Task item: Work out the number of lines that hold "letters" in the listing, and give that number with no other text.

Dataset entries:
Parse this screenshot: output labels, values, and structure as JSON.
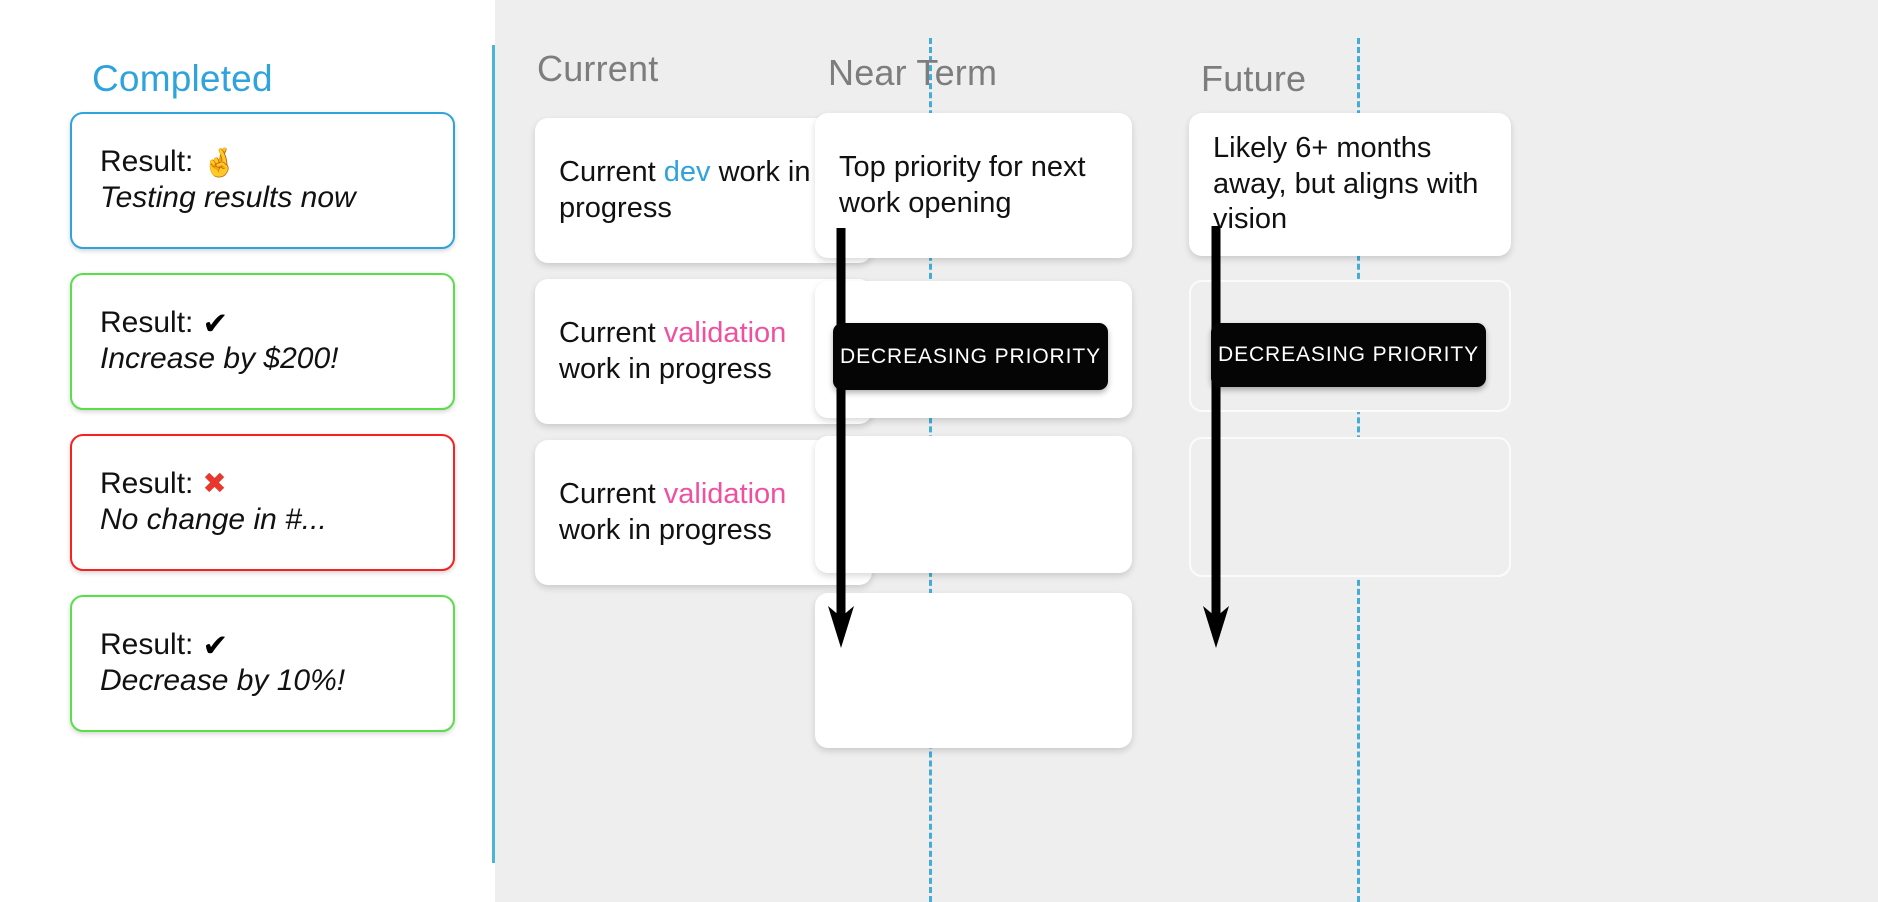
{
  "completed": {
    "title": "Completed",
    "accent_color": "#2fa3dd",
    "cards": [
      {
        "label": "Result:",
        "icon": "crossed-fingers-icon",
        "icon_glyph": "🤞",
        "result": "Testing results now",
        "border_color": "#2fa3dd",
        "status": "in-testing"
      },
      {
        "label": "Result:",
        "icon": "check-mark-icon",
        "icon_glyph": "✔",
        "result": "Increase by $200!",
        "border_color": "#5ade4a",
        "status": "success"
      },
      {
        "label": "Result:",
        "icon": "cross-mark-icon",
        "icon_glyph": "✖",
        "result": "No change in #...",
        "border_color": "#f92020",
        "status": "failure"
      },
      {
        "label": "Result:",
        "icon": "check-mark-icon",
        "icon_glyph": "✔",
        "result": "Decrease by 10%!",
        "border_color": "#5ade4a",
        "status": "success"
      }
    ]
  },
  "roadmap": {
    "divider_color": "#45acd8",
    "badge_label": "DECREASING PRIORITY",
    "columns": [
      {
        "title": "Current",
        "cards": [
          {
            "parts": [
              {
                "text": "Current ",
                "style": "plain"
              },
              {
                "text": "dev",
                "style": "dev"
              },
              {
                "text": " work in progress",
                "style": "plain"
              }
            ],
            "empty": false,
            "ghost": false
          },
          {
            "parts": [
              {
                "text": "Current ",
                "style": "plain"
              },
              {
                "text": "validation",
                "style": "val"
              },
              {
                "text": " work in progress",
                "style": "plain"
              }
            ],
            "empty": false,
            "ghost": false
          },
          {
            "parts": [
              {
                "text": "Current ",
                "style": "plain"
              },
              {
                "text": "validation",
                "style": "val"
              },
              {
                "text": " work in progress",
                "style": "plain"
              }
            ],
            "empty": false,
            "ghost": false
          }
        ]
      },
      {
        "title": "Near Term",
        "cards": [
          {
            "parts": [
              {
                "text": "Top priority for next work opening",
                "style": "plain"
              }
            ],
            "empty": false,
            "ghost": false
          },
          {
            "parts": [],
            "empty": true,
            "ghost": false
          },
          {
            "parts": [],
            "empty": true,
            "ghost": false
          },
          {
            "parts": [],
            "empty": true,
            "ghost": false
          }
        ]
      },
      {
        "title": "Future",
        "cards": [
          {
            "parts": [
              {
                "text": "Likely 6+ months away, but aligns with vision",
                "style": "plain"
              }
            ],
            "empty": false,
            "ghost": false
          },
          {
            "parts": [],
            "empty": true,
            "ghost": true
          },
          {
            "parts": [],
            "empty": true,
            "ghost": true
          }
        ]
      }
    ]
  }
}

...

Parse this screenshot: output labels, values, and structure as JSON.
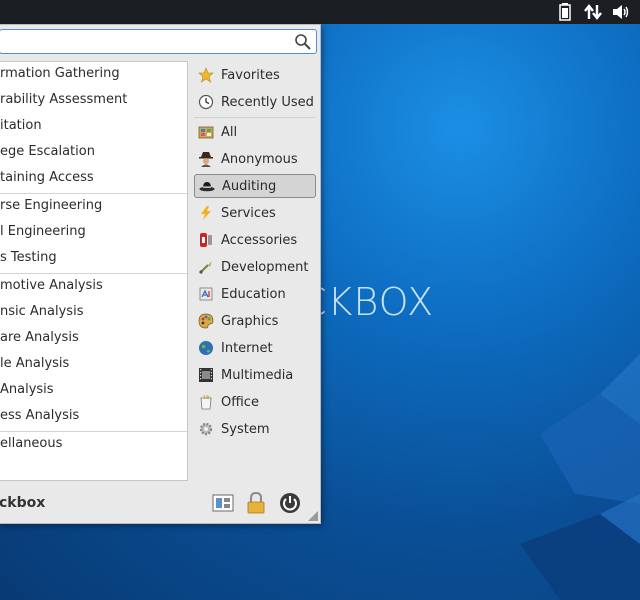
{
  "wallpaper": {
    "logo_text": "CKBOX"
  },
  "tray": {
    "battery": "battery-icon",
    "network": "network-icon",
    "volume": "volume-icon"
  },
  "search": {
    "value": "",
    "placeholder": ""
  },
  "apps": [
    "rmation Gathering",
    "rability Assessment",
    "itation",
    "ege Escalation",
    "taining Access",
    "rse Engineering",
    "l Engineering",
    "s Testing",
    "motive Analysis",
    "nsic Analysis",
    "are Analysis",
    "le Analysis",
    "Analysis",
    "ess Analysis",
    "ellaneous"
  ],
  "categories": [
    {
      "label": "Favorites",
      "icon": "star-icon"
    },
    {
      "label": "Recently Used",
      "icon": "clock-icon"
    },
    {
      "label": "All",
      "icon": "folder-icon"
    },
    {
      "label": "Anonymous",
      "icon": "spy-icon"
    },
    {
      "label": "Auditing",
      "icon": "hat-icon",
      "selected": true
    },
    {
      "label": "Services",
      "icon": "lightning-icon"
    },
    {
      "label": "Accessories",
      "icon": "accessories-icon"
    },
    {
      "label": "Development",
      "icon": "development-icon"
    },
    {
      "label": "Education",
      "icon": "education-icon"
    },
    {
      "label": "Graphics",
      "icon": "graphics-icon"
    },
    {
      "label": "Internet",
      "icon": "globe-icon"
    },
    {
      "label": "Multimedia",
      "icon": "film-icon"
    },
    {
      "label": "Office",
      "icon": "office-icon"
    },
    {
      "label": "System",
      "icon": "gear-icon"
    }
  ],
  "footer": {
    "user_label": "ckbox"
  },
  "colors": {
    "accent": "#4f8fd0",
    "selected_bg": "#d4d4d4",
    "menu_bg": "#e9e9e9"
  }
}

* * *

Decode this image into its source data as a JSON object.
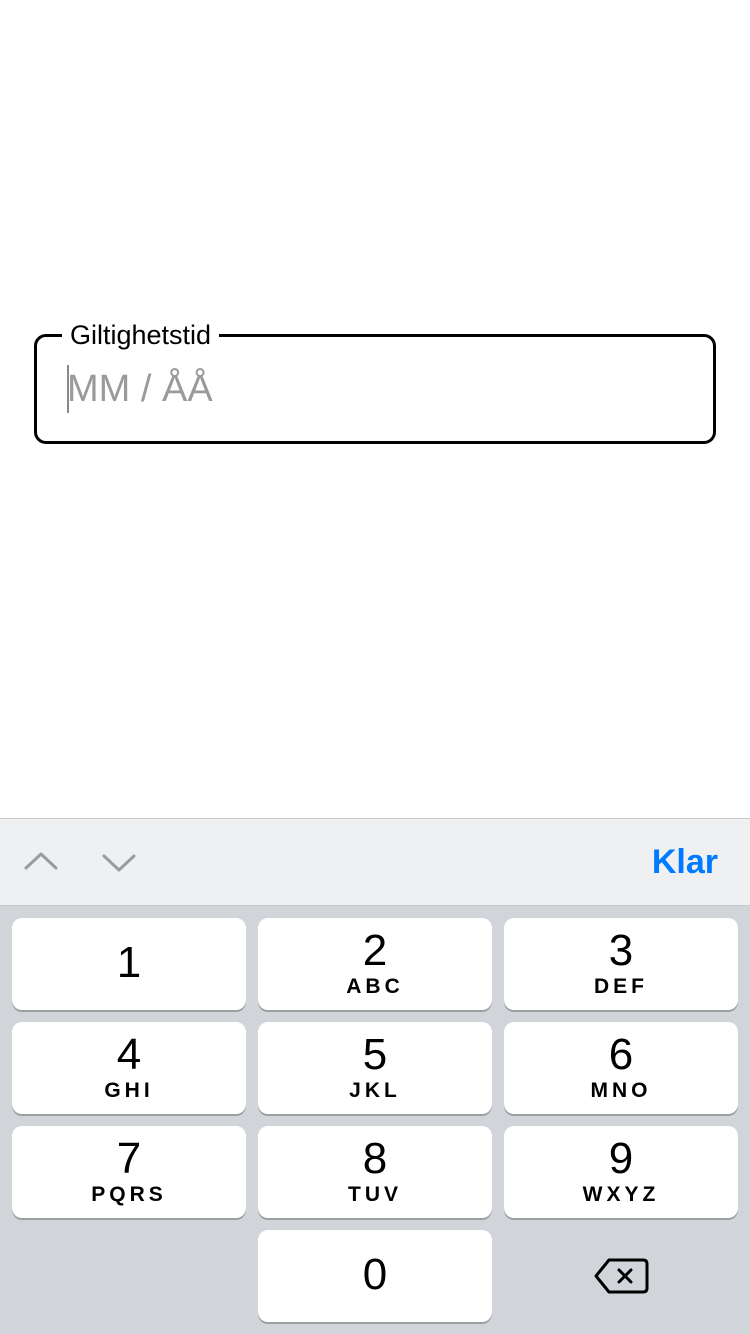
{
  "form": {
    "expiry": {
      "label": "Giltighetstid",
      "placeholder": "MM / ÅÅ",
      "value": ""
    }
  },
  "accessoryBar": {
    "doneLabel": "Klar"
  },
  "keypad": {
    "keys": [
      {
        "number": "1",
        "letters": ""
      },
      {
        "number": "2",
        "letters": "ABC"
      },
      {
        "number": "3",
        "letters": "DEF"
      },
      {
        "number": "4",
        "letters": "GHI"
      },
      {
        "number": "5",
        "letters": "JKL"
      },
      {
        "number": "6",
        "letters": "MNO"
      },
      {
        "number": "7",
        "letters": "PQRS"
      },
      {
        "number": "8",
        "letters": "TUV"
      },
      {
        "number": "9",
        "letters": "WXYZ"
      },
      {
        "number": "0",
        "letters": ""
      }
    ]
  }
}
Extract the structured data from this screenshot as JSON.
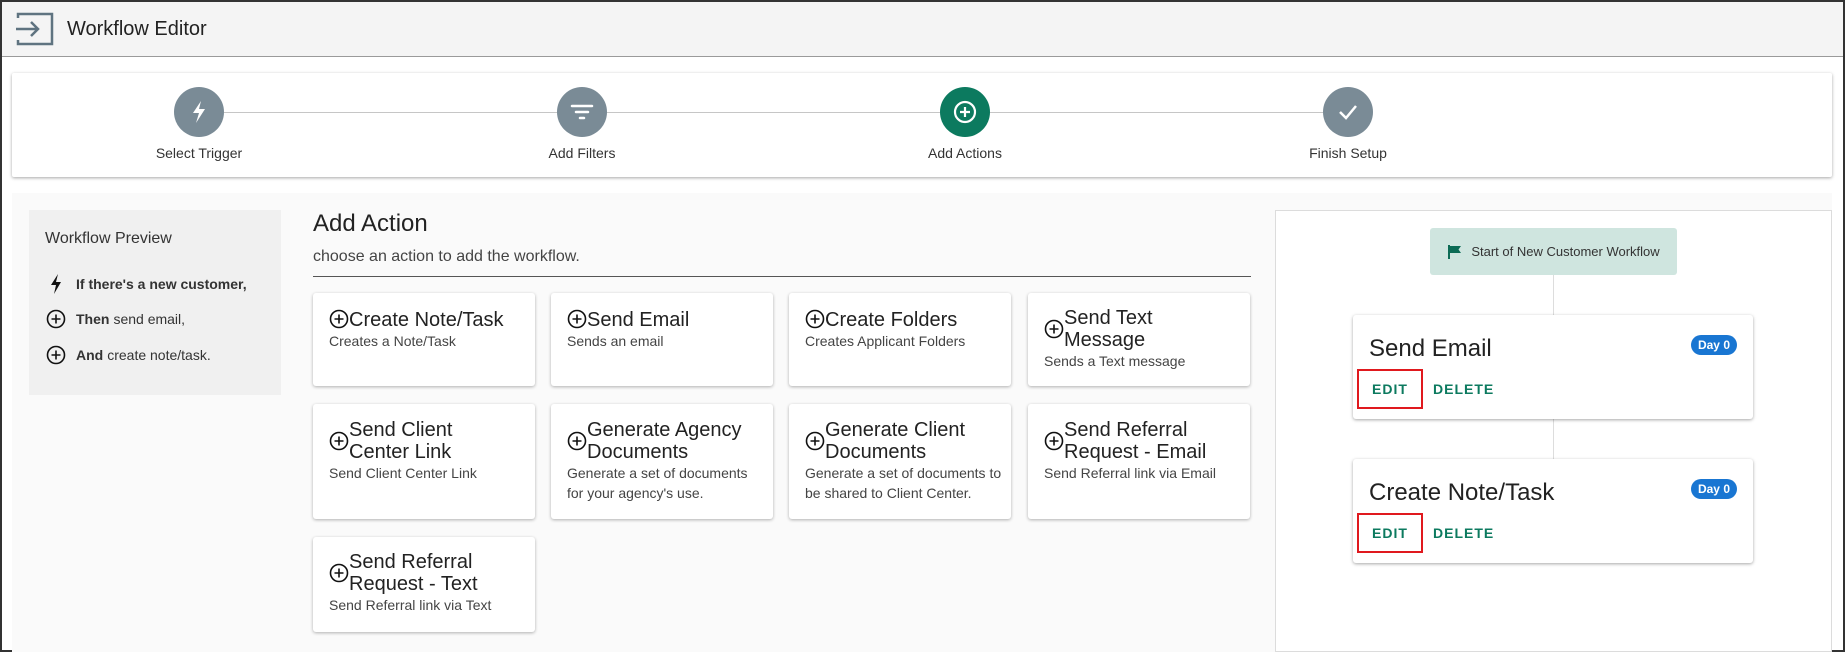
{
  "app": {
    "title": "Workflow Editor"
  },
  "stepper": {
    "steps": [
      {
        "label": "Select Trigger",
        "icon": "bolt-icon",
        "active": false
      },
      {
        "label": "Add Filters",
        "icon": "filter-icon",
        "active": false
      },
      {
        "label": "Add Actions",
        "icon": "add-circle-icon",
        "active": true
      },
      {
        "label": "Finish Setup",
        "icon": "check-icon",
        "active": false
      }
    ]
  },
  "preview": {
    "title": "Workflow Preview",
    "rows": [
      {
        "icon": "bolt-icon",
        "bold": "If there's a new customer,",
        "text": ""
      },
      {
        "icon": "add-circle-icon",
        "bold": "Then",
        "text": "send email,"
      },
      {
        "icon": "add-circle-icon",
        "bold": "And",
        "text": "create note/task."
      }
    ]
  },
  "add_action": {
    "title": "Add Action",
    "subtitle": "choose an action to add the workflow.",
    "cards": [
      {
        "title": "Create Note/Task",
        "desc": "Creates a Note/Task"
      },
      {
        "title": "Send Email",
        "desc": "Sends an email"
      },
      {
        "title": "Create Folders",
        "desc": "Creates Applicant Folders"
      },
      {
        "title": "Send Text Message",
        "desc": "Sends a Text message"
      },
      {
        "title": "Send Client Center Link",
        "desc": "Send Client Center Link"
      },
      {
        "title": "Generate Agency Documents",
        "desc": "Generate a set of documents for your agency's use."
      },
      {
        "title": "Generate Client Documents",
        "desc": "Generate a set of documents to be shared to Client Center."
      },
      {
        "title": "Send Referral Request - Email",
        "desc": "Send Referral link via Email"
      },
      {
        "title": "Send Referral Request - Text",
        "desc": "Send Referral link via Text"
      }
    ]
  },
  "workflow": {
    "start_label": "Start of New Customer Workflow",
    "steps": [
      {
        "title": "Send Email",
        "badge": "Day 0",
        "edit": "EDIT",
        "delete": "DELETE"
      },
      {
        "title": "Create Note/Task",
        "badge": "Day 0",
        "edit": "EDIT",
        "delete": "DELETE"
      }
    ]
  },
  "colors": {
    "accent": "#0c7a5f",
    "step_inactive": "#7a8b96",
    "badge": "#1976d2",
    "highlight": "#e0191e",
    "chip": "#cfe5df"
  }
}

Exercise answer: 10